wins included the 1926 Belmont Stakes
and two runnings of
the Suburban Handicap; American Flag, winner of the 1925
Belmont Stakes; Clyde Van Dusen, the 1929 Kentucky Derby
winner; Bateau, the filly who won the 1929 Suburban
Handicap, and most famous of all, 1937 Triple Crown winner
War Admiral.
One son, Scapa Flow, soon brought honor to the colors
of Mrs. W.M. Jeffords, the owner of Golden Broom and
Hoodwink, by earning the 1926 Juvenile Championship. His
wins that season had included the Futurity Stakes. The
Jeffords also raced Bateau, Mars, Edith Cavell, and a number of other stakes
winners by Man o’ War.
Blockade, winner of three editions of the Maryland
Hunt Cup, and Battleship, winner of the 1938 Grand
National at Aintree, proved that the Man o’ Wars could
jump as well as they could run. Apparently Samuel
Riddle’s first evaluation of Man o’ War, the potential
hunter, was correct. Big Red’s offspring not only jumped
well on the steeplechase course, but also with some style,
as evidenced by the titles won by Holystone in the show
ring.
Man o’ War passed away on November 1, 1947 after
suffering a heart attack. More than two thousand people
attended the funeral, which was broadcast by radio. The
great stallion was the first horse to be embalmed, and is
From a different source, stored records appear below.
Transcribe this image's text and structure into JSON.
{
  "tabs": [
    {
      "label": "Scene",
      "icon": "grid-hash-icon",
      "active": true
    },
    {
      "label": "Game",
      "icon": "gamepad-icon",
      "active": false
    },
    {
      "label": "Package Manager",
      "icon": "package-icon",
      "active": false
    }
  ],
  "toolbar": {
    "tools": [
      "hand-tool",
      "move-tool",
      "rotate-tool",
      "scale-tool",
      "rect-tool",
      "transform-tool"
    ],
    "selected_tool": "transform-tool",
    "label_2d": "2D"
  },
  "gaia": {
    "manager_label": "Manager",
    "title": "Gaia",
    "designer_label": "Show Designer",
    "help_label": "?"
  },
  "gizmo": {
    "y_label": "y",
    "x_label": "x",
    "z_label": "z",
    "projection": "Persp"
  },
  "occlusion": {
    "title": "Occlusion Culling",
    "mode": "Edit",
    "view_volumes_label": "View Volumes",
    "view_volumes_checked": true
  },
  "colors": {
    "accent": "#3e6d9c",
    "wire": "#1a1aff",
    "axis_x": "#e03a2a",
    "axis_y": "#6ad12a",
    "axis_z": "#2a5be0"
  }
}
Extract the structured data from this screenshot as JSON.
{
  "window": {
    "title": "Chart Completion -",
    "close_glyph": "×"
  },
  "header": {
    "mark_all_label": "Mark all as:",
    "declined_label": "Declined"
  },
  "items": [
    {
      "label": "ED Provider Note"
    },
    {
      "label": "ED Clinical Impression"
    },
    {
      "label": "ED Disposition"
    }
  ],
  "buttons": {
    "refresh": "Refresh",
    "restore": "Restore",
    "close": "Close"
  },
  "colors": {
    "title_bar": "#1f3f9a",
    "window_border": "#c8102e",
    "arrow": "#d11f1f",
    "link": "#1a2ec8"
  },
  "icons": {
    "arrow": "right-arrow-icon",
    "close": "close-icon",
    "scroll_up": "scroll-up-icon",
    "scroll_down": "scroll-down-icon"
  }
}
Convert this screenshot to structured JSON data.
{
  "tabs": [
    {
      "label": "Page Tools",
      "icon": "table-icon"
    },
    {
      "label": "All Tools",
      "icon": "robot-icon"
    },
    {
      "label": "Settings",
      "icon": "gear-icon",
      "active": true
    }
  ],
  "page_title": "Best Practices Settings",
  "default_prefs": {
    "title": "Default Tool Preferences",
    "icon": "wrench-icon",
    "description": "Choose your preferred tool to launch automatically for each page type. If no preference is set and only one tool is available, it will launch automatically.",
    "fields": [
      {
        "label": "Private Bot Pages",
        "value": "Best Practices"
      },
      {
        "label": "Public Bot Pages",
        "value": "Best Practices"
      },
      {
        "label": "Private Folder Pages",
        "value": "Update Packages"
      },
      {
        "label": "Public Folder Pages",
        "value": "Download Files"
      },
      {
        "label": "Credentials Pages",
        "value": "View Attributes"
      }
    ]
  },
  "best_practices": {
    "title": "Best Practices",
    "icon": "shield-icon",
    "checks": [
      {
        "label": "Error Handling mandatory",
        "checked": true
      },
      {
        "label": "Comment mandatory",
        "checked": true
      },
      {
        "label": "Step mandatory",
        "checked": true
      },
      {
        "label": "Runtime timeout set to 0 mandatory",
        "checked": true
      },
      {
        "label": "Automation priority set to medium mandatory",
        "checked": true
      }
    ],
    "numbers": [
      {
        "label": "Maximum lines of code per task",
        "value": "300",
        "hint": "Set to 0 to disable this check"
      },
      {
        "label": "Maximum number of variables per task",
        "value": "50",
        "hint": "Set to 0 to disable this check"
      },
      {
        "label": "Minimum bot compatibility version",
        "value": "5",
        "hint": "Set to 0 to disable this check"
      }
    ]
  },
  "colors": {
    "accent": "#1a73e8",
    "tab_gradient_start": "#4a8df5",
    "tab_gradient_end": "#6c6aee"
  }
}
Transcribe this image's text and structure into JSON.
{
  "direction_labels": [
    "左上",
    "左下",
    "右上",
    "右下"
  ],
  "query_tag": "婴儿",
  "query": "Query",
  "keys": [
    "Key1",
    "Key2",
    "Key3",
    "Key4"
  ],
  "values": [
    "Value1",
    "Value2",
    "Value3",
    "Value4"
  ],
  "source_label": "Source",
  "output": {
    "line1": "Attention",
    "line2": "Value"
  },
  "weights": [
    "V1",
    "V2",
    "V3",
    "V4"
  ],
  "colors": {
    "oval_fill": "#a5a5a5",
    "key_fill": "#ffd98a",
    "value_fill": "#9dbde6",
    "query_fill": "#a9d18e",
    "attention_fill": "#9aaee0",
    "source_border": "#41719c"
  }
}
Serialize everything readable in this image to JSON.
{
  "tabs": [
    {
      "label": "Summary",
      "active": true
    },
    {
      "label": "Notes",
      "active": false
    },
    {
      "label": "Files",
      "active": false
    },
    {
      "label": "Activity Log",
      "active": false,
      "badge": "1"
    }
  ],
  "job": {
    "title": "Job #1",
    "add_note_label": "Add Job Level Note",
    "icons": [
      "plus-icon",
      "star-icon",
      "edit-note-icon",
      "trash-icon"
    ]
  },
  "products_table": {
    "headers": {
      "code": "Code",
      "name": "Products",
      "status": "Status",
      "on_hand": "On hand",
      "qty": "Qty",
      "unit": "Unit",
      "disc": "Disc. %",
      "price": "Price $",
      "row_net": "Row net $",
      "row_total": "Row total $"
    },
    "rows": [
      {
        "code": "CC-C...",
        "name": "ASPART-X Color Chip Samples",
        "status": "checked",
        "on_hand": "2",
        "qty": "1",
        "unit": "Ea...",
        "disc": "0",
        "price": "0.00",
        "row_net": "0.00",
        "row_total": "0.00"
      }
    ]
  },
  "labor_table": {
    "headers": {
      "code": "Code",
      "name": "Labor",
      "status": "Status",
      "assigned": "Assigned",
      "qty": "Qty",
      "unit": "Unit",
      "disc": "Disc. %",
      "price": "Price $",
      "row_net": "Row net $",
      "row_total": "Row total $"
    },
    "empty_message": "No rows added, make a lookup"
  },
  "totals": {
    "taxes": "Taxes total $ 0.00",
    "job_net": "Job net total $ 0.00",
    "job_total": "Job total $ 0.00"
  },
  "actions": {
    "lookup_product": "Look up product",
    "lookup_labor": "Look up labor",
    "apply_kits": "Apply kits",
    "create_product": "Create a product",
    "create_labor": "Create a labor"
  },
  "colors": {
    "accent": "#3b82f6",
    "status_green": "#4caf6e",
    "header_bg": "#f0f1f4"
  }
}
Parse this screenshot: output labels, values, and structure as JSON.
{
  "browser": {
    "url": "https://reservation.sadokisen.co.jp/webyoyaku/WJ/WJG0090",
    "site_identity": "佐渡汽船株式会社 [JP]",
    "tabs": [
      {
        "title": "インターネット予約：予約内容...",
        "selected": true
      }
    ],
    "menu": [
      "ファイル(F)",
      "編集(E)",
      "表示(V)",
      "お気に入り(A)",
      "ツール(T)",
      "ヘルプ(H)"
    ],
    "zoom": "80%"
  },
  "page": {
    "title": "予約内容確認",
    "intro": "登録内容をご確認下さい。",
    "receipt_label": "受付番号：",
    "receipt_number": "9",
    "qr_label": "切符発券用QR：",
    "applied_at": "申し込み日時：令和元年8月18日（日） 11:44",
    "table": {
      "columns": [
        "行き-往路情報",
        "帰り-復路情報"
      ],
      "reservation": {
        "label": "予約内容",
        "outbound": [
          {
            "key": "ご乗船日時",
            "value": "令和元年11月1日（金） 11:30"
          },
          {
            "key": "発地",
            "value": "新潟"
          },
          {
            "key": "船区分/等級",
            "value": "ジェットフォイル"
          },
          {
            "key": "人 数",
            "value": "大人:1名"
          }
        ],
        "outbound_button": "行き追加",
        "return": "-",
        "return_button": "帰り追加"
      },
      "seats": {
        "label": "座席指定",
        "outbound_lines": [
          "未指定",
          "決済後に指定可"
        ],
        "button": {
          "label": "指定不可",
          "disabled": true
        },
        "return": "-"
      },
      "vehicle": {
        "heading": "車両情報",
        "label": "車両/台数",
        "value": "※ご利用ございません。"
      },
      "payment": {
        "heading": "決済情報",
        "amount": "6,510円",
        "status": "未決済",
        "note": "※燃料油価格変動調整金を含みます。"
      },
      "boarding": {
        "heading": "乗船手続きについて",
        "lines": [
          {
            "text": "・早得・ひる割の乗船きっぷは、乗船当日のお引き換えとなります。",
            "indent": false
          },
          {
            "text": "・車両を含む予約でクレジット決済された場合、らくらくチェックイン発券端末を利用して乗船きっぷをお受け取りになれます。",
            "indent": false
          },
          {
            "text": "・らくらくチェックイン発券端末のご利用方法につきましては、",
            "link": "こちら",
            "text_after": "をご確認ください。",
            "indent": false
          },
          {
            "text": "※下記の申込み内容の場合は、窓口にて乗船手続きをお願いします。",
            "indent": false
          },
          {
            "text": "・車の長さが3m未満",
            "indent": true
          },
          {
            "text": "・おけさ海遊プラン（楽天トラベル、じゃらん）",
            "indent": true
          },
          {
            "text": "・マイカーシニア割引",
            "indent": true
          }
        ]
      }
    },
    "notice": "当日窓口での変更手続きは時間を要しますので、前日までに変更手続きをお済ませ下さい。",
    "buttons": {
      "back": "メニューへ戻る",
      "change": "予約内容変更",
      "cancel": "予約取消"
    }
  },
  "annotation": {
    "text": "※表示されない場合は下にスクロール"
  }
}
now buried at the Kentucky Horse Park in Lexington.
Man o’ War’s Race Record
Year